Charlie Robertson
Charlie Robertson

When the 36 nobles and gentlemen sat down in the Cross Keys Hotel, Kelso, on January 22, 1813, to form the Border Agricultural Society, they had a very clear purpose in mind – agriculture in Roxburghshire was backward and needed to be modernised.

To drive up standards they held exhibitions (shows) for sheep, cattle, horses and implements, held ploughing matches, implement demonstrations and trials as well as seed competitions and shows.

BUAS Book. The committee responsible for the purchase of Springwood Park:'l-r'j R B Wilson, Cowbog; T Todd, Manorhill; W Murray, Redden; John Laing, M'Templeton, Charterhouse, H Scott-Plummer, Mainhouse; L McLaren, Fairnington;'R Fraser, Ladyrig; A McTurk, Kerfield.

BUAS Book.
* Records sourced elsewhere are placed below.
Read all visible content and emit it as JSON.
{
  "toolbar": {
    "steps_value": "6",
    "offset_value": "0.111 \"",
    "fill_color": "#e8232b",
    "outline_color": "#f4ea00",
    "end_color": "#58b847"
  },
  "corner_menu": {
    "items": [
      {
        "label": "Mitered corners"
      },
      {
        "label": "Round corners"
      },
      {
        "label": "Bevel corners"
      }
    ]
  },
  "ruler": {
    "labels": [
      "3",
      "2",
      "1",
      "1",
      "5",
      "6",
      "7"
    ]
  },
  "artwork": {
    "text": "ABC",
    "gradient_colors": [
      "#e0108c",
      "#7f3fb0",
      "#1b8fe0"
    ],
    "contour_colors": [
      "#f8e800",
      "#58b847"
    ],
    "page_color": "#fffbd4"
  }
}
The committee responsible for the purchase of Springwood Park:'l-r'j R B Wilson, Cowbog; T Todd, Manorhill; W Murray, Redden; John Laing, M'Templeton, Charterhouse, H Scott-Plummer, Mainhouse; L McLaren, Fairnington;'R Fraser, Ladyrig; A McTurk, Kerfield.

Furthermore the society was active in encouraging the development of regular markets in the area and one outcome of this was the introduction of a sale of rams first held in the Knowes, Kelso, in 1838 – almost certainly the first public auction sale of rams in the world. As the society grew, its influence spread over a wider area of the Borders and the process of rapid agricultural improvement was stimulated and encouraged.

When the society directors sit down this year to consider the future of the society, as it moves into its third century, they will note some similarities and echoes of the early years.

However, while the show and Ram Sales remain as core activities, the introduction of a highly successful dog show and the use of the showground and Exhibition Hall for a host of events throughout the year put a different slant on the work of Border Uunion Agricultural Society.

More importantly, wider countryside activities play an ever more important role in the show and it can be argued that the key purpose of the society now, rather than stimulating agricultural improvement, is to act as a showcase for the countryside to an increasingly urban general public.

However ,as Timmy Douglas put it so well in his poem to mark the Bicentenary:

Two centuries’ seasons have vanished

And melted like snowdrifts in spring

But the auld song has never been banished

And the present’s a fine song to sing.

There’s a future that stretches before us

And we hope and we pray and we wish

That our grandchildren sing a new chorus

To keep our society fresh